"After I photographed in Mona's Ranch, I had Polaroids to show the other owners exactly what I wanted to do," he explained. "Occasionally I would see some of the same women I had met at other brothels who would be able to vouch for me and what I was doing. Once I was given the OK, they set some ground rules about when I could and couldn't shoot and about asking permission from the women and customers."
Framing the sex object as human: Through his interviews, McAndrews was able to tease out the stories and motivations of each women, from financial need to the fulfillment of a something more personal. "I met a woman who was a ninth-grade math teacher in Minnesota during the school year and was doing this because, as she described, it was a personal kink," he said. "I met another woman who had never done any sex work before but turned to the brothels when she lost her job and couldn't find other work in the recession. She was able to support her family like this. There was no single good or bad reason why women worked there."
While sex work is illegal almost everywhere in the U.S., Nevada is the only state that does legally permit and regulate brothels in the same way as it does other industries.
"The reasons women worked there are as varied as each of the women," McAndrews tells Mic. "The brothels offered a safe alternative to the illegal business free from drugs and with independence to negotiate for themselves."
Working girls in control: "Intimacy is not uncommon in the brothels," McAndrews says. In his five years, he witnessed the extent of the familial and supportive community not only fostered among the working girls but among the women and their patrons. "I was at Donna's Battle Mountain Ranch where I met a man who would come in every Thursday evening to cook dinner for all of the women. No services were rendered in exchange, and the women, regulars and locals would all hang out and have dinner together. There's also been a number of women and customers who have gotten married."
At the same time, McAndrews observed how intimacy was negotiated and understood by many of the women who had lives outside the brothels. "One of the most interesting aspects of the brothels was the way women separated their jobs from their personal sex lives," he said. "Many of the women had boyfriends or were married with kids.
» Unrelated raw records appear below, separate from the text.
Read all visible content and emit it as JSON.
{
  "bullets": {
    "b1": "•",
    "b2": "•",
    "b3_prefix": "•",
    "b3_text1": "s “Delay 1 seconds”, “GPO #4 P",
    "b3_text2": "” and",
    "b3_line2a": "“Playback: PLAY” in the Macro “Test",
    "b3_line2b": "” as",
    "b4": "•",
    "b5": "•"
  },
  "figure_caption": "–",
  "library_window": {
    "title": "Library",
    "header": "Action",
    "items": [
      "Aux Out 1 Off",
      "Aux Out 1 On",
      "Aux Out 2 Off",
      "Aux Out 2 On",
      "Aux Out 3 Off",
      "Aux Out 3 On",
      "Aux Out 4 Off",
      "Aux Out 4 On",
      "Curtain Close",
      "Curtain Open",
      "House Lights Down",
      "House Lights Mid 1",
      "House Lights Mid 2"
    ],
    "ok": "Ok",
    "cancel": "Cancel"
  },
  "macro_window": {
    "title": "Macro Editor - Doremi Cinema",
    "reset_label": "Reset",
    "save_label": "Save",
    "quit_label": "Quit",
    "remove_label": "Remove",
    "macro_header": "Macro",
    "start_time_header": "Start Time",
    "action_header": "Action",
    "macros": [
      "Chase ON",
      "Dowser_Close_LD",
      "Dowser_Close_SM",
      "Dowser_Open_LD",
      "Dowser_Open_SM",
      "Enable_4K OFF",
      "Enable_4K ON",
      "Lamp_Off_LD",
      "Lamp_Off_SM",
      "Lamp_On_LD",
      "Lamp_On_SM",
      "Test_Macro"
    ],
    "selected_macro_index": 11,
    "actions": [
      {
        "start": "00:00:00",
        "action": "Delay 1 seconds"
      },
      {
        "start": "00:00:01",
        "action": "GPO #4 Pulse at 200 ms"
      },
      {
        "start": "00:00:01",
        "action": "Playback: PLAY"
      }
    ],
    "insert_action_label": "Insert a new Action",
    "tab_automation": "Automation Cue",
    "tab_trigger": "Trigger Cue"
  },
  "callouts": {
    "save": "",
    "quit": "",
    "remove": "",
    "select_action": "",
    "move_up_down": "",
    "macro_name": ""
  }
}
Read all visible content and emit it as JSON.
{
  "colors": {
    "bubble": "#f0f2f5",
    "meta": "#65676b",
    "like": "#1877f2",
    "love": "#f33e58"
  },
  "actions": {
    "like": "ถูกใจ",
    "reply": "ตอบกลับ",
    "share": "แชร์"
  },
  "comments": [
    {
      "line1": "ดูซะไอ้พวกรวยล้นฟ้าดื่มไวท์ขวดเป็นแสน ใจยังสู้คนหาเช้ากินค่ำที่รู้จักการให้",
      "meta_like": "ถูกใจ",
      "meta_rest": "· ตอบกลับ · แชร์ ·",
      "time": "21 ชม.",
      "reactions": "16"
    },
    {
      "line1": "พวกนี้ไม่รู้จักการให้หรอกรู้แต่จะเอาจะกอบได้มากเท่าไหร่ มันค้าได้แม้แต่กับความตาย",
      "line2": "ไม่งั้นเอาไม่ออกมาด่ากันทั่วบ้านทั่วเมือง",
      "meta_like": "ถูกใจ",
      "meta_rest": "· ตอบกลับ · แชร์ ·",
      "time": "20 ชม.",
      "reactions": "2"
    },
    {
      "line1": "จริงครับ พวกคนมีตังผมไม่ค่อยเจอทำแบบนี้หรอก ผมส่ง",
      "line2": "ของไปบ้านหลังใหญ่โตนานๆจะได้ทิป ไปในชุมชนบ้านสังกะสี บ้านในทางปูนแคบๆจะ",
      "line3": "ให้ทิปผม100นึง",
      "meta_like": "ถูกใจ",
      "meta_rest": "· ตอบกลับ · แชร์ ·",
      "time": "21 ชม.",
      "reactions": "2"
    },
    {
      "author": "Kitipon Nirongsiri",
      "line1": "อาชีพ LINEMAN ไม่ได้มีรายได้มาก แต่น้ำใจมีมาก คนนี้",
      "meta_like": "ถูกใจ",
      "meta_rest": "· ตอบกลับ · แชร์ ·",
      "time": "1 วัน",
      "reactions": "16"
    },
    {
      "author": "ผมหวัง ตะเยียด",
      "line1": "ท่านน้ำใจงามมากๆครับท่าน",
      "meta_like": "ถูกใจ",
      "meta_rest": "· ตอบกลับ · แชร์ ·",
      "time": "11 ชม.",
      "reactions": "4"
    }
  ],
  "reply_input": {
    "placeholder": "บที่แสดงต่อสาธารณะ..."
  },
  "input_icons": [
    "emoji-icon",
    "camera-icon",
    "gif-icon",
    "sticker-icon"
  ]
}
The fact that they had sex for a living didn't seem to diminish the value they put on their physical relationship with their husbands/boyfriends."
The politics of sex work: While he was clear that he didn't want his project to be "either pro- or anti-prostitution," McAndrews said Nevada Rose illustrates the power and personhood of these women, in large part, by breaking down the stereotypes of sex workers. Even feminists are divided on the issue, with one narrative, espoused by people like Andrea Dworkin in the 1980s, consider it inherently misogynistic. This narrative hinges on a number of debates, primarily about the labor, or "work," of sex work and the objectification of women.
Noting the stories of these women — many of whom he invites along to do book signings and speaking engagements with him — McAndrews emphasizes the feminist tenet of control over one's body in his work. "A common thread through many of the women's stories is 'choice,'" he said. "For good or bad, or however people want to judge their situation, the women made a choice to do this work."
Ultimately, McAndrews said he wasn't trying to glorify the profession or make a political statement. He just wanted to pull back the curtain a bit, which is something the women, too, seemed to appreciate.
"When most people think of prostitution, they think of illegal prostitution and all of the exploitative and negative consequences that go along with it," McAndrews observes. "I think Nevada Rose shows a side where the women are not embarrassed or ashamed."